[Extracted records]
-*-
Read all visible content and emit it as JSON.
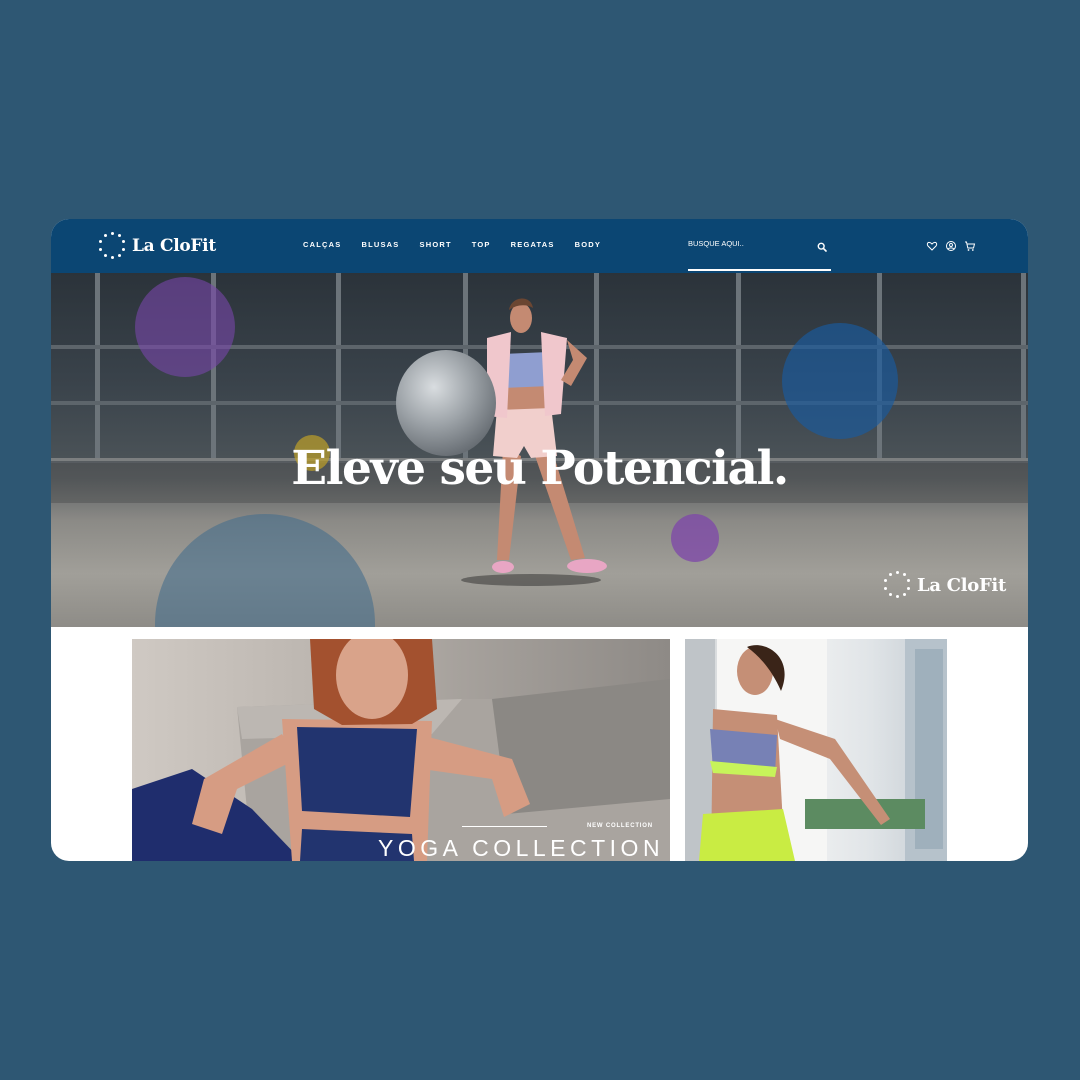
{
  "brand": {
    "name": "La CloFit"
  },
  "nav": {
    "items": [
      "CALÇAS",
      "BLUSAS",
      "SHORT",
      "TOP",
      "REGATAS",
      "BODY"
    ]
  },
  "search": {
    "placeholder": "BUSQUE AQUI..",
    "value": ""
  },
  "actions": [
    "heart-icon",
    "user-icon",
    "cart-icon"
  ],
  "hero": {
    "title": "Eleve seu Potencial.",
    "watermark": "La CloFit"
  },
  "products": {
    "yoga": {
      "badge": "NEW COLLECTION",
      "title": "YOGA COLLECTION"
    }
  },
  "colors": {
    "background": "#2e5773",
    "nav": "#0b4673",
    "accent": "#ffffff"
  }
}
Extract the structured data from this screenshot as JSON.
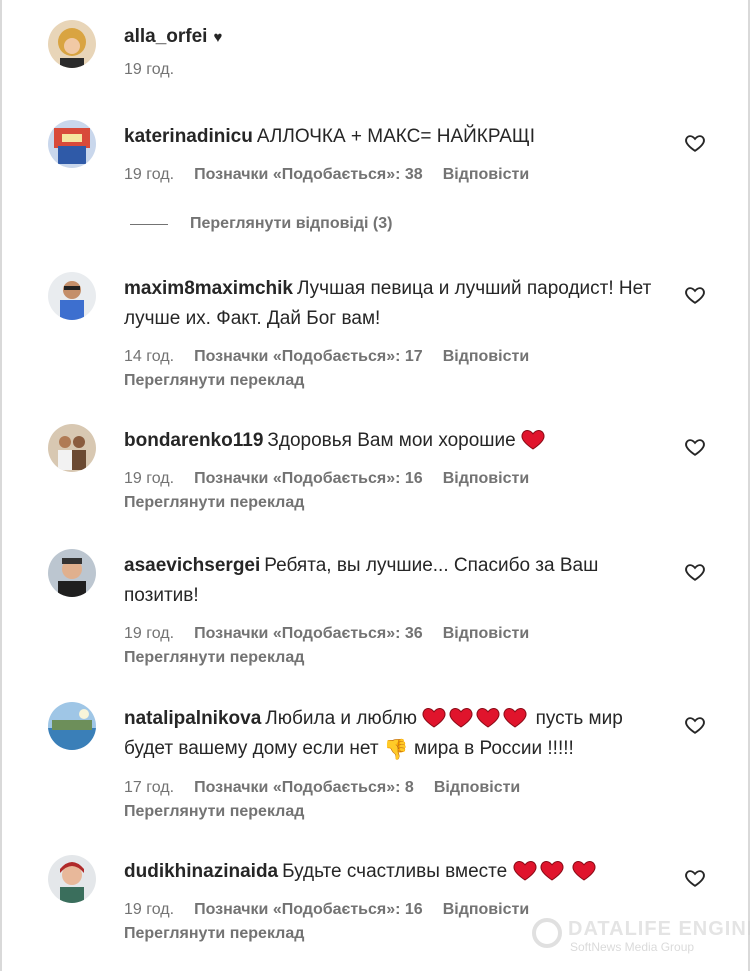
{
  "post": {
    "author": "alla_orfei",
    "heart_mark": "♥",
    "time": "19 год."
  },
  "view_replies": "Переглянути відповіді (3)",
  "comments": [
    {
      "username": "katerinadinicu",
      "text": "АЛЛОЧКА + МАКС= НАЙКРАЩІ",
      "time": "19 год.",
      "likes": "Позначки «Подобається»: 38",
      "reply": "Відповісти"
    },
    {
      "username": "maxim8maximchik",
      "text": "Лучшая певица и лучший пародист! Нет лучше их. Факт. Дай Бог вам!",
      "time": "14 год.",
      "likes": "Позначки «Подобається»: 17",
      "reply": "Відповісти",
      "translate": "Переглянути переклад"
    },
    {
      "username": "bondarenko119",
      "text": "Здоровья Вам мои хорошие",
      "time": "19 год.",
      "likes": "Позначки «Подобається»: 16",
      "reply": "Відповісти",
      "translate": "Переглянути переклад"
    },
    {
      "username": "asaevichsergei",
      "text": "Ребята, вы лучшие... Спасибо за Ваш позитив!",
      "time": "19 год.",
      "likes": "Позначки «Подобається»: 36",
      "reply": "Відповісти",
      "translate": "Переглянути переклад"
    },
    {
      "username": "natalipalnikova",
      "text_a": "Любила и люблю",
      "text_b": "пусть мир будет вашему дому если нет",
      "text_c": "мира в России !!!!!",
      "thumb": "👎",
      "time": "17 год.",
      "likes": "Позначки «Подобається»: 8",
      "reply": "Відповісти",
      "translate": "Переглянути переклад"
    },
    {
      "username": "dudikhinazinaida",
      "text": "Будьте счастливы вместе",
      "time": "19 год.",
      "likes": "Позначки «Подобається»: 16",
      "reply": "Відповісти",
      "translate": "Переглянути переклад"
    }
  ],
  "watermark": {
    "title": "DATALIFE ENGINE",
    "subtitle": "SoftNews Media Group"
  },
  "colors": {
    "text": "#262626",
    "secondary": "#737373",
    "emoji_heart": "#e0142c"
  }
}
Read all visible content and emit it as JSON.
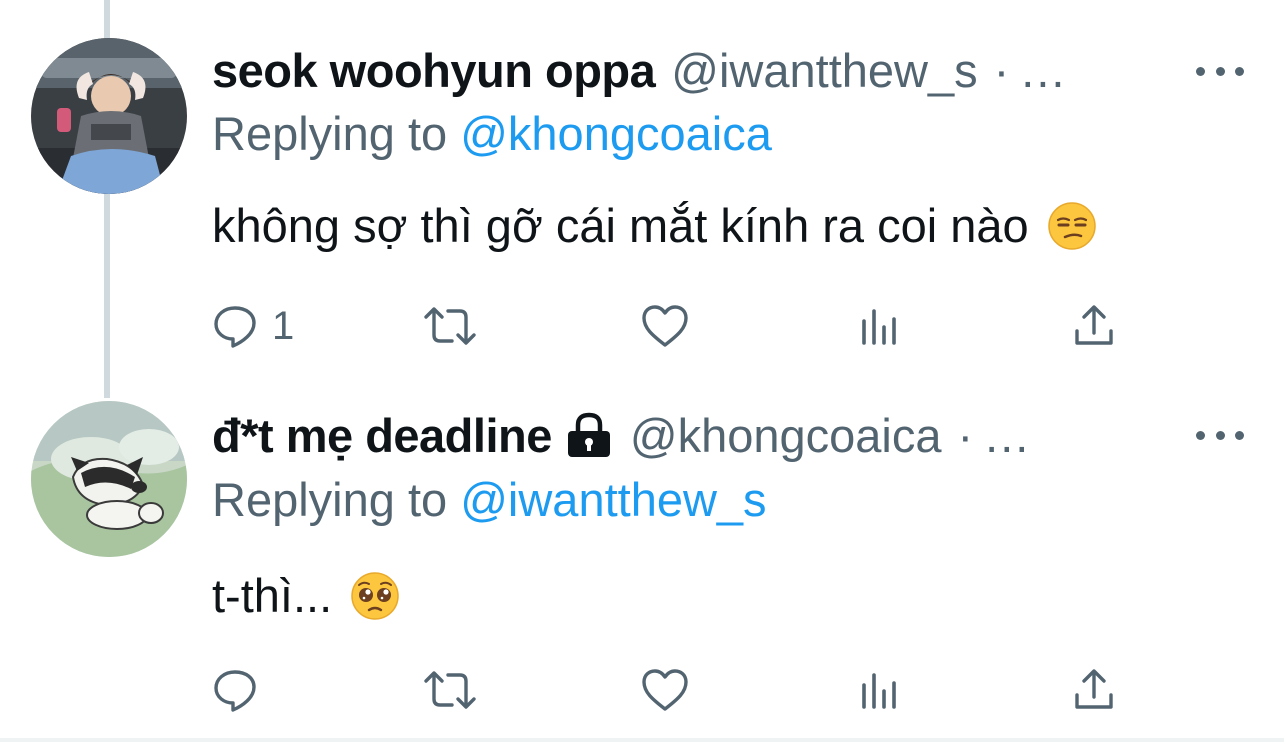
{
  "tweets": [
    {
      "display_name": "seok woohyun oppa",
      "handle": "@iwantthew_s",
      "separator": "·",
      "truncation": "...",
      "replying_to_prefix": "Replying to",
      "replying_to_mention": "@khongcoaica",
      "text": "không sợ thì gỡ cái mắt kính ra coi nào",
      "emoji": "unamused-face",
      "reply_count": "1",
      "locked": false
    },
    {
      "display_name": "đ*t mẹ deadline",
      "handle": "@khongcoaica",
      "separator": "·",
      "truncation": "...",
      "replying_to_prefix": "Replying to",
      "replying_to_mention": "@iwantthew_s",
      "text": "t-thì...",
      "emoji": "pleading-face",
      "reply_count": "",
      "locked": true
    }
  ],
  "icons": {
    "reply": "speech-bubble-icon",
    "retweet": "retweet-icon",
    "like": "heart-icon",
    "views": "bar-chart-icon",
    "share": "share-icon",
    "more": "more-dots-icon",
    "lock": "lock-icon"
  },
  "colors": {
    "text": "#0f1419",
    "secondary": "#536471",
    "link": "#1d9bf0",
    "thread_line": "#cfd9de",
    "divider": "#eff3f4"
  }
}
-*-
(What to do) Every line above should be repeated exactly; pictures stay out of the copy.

(Output for this task)
Read all visible content and emit it as JSON.
{
  "brand": {
    "name": "La CloFit"
  },
  "nav": {
    "items": [
      "CALÇAS",
      "BLUSAS",
      "SHORT",
      "TOP",
      "REGATAS",
      "BODY"
    ]
  },
  "search": {
    "placeholder": "BUSQUE AQUI..",
    "value": ""
  },
  "actions": [
    "heart-icon",
    "user-icon",
    "cart-icon"
  ],
  "hero": {
    "title": "Eleve seu Potencial.",
    "watermark": "La CloFit"
  },
  "products": {
    "yoga": {
      "badge": "NEW COLLECTION",
      "title": "YOGA COLLECTION"
    }
  },
  "colors": {
    "background": "#2e5773",
    "nav": "#0b4673",
    "accent": "#ffffff"
  }
}
Extract the structured data from this screenshot as JSON.
{
  "post": {
    "author": "alla_orfei",
    "heart_mark": "♥",
    "time": "19 год."
  },
  "view_replies": "Переглянути відповіді (3)",
  "comments": [
    {
      "username": "katerinadinicu",
      "text": "АЛЛОЧКА + МАКС= НАЙКРАЩІ",
      "time": "19 год.",
      "likes": "Позначки «Подобається»: 38",
      "reply": "Відповісти"
    },
    {
      "username": "maxim8maximchik",
      "text": "Лучшая певица и лучший пародист! Нет лучше их. Факт. Дай Бог вам!",
      "time": "14 год.",
      "likes": "Позначки «Подобається»: 17",
      "reply": "Відповісти",
      "translate": "Переглянути переклад"
    },
    {
      "username": "bondarenko119",
      "text": "Здоровья Вам мои хорошие",
      "time": "19 год.",
      "likes": "Позначки «Подобається»: 16",
      "reply": "Відповісти",
      "translate": "Переглянути переклад"
    },
    {
      "username": "asaevichsergei",
      "text": "Ребята, вы лучшие... Спасибо за Ваш позитив!",
      "time": "19 год.",
      "likes": "Позначки «Подобається»: 36",
      "reply": "Відповісти",
      "translate": "Переглянути переклад"
    },
    {
      "username": "natalipalnikova",
      "text_a": "Любила и люблю",
      "text_b": "пусть мир будет вашему дому если нет",
      "text_c": "мира в России !!!!!",
      "thumb": "👎",
      "time": "17 год.",
      "likes": "Позначки «Подобається»: 8",
      "reply": "Відповісти",
      "translate": "Переглянути переклад"
    },
    {
      "username": "dudikhinazinaida",
      "text": "Будьте счастливы вместе",
      "time": "19 год.",
      "likes": "Позначки «Подобається»: 16",
      "reply": "Відповісти",
      "translate": "Переглянути переклад"
    }
  ],
  "watermark": {
    "title": "DATALIFE ENGINE",
    "subtitle": "SoftNews Media Group"
  },
  "colors": {
    "text": "#262626",
    "secondary": "#737373",
    "emoji_heart": "#e0142c"
  }
}
Read all visible content and emit it as JSON.
{
  "tweets": [
    {
      "display_name": "seok woohyun oppa",
      "handle": "@iwantthew_s",
      "separator": "·",
      "truncation": "...",
      "replying_to_prefix": "Replying to",
      "replying_to_mention": "@khongcoaica",
      "text": "không sợ thì gỡ cái mắt kính ra coi nào",
      "emoji": "unamused-face",
      "reply_count": "1",
      "locked": false
    },
    {
      "display_name": "đ*t mẹ deadline",
      "handle": "@khongcoaica",
      "separator": "·",
      "truncation": "...",
      "replying_to_prefix": "Replying to",
      "replying_to_mention": "@iwantthew_s",
      "text": "t-thì...",
      "emoji": "pleading-face",
      "reply_count": "",
      "locked": true
    }
  ],
  "icons": {
    "reply": "speech-bubble-icon",
    "retweet": "retweet-icon",
    "like": "heart-icon",
    "views": "bar-chart-icon",
    "share": "share-icon",
    "more": "more-dots-icon",
    "lock": "lock-icon"
  },
  "colors": {
    "text": "#0f1419",
    "secondary": "#536471",
    "link": "#1d9bf0",
    "thread_line": "#cfd9de",
    "divider": "#eff3f4"
  }
}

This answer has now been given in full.